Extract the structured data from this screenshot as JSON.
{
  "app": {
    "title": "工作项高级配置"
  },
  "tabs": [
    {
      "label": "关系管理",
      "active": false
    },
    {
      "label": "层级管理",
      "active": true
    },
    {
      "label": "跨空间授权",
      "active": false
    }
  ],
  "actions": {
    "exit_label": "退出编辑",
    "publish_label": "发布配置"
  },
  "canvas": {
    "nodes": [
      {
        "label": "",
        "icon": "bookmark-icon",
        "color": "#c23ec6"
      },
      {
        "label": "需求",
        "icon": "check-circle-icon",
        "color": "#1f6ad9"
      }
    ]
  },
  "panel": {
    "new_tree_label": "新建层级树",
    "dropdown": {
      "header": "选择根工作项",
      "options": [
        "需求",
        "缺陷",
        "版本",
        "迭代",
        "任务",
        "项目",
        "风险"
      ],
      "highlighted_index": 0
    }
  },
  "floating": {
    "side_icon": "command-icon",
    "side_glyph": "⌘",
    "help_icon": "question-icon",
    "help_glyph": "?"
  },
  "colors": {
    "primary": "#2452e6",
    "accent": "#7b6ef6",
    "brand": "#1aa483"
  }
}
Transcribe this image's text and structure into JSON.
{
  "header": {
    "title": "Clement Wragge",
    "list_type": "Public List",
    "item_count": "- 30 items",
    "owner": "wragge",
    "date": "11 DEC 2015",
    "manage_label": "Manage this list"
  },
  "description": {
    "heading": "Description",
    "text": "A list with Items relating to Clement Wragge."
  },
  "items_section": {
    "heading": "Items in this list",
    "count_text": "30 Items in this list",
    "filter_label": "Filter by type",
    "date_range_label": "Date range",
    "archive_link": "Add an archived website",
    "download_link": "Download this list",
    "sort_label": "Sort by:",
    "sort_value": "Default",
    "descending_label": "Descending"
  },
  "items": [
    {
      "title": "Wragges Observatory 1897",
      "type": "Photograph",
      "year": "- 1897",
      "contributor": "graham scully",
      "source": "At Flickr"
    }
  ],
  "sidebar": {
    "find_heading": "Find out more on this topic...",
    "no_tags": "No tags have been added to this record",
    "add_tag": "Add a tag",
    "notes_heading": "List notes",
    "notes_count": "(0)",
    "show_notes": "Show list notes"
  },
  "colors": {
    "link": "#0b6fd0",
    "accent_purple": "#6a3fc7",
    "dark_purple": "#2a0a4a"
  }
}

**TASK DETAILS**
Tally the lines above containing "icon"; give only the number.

**TASK ANSWER**
4